Here are 20 of Wales’ best and most interesting gardens, some unknown to the gardening world, some familiar, and all specially photographed by award-winning photographer Charles Hawes. This is a chance to see what is happening in Welsh gardens today, be they large or small, contemporary town gardens or delightfully old-fashioned country gardens; to see how they relate, now and in the past, to the rugged landscapes that surround them, and to see what personalities and ambitions have created them. Stephen Anderton is known to readers of The Times for his ability to take his readers around a garden in words, to show how it really feels to be there, using his scalpel wit to explore their beauty and what they do well, but never ignoring their problems and their failures.
With Anderton as a guide, you will certainly be provoked into visiting the gardens not just to see their glorious planting, but to look afresh at the designs and how they work, and to ask yourself, does this work for me? What would I do here? How would I have made this garden?
Gardens include Aberglasney, Llandeilo; Bodnant, Conwy Valley; Bodysgallen, Llandudno; Bodrhyddan, Rhuddlan; Cae Hir, Cribyn; Dewstow, Caergwent; Dyffryn Fernant, near Fishguard; Erdigg, Wrexham; Nant yr Eryd, Boncath; National Botanic Garden of Wales; Lower House, Hay-on-Wye; Plas Brondanw, Llanfrothen; Plas Cadnant, Menai Bridge; Plas Newydd, Llanfairpwll; Plas yn Rhiw, Pwllheli; Powis Castle, Welshpool; Ridlers Garden, Swansea; The Dingle, Welshpool; Veddw House, Devauden; Wyndcliffe Court, Chepstow.
Writer Stephen Anderton likes to walk into a garden and feel inspired by daring designs, quirkiness and innovation. –David Powell – Daily Post
Anderton’s wonderful guide is enough to make me get on the internet and start looking for B&Bs. His enthusiasm comes across in his new book which could grace any coffee table in style. –Emma Townshend – The Independent
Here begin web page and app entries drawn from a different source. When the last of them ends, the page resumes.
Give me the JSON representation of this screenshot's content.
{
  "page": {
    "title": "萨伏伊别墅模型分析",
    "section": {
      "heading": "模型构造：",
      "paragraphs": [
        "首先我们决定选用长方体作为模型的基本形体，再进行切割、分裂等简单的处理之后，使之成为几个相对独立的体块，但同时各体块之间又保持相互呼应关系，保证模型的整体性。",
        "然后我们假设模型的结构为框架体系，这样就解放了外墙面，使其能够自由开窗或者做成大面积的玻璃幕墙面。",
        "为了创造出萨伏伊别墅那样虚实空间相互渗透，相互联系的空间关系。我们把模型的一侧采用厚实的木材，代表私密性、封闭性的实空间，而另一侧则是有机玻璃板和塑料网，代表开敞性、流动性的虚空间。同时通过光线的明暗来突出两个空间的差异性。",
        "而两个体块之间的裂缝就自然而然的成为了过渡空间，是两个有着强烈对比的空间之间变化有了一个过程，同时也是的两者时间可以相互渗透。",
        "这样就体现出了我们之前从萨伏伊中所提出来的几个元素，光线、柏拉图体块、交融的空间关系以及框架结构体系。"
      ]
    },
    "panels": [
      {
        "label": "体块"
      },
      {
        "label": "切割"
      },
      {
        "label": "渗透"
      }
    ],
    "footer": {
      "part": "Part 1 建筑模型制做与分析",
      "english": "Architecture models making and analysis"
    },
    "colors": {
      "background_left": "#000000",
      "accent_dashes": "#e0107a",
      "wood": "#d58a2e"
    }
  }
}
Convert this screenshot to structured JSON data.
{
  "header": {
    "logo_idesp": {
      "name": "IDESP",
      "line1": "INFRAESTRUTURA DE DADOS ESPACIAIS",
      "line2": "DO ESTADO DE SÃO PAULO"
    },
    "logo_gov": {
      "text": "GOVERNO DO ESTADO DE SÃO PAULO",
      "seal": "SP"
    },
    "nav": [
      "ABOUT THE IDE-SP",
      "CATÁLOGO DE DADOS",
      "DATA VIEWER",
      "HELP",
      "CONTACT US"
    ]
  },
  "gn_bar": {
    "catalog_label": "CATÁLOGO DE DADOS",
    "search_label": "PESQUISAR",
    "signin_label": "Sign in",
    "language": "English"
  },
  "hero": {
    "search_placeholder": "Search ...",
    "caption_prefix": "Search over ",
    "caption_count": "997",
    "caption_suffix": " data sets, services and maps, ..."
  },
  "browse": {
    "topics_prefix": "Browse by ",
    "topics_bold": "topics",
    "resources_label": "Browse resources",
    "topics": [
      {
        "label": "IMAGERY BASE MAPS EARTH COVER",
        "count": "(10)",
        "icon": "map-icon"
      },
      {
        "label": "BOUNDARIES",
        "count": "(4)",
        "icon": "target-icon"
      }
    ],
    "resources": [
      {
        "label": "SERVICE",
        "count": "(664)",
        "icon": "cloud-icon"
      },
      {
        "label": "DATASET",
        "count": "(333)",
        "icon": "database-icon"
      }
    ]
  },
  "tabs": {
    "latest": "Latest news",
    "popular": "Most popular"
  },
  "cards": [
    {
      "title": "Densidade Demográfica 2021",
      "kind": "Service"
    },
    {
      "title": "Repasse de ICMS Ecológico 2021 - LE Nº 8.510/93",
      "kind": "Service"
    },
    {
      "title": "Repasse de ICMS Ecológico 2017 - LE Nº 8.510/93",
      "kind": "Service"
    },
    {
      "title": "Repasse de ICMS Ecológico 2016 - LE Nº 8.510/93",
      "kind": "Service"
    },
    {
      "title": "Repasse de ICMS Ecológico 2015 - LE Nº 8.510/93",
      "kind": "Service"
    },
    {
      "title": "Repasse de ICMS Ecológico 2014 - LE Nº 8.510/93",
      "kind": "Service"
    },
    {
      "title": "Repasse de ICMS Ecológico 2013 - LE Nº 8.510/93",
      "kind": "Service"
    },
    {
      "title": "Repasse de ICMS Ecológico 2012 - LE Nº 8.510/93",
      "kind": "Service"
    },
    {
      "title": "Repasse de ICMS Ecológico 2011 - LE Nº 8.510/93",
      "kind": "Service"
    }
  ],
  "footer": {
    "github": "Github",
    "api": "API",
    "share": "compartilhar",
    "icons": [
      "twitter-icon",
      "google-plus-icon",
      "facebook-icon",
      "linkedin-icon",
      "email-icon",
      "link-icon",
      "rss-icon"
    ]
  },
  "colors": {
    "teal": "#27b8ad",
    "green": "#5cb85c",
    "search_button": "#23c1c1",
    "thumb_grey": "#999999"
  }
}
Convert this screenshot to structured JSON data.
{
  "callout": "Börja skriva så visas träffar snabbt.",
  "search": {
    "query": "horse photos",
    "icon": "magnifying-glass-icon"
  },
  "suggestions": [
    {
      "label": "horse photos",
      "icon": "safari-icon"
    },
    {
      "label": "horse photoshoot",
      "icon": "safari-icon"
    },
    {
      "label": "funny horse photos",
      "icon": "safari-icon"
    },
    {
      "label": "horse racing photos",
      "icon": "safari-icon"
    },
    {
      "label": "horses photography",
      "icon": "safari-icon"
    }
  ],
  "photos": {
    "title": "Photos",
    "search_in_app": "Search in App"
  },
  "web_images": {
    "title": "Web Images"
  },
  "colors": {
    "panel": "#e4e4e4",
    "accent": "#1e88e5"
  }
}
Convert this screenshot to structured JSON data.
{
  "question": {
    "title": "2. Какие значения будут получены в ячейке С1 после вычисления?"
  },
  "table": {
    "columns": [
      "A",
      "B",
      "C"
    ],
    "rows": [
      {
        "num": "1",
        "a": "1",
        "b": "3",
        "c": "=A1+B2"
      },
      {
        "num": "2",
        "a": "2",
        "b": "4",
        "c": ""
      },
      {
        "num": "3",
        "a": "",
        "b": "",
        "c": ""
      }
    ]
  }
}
A superb production with an opinionated and provocative text. –Stephen Lacey – The Telegraph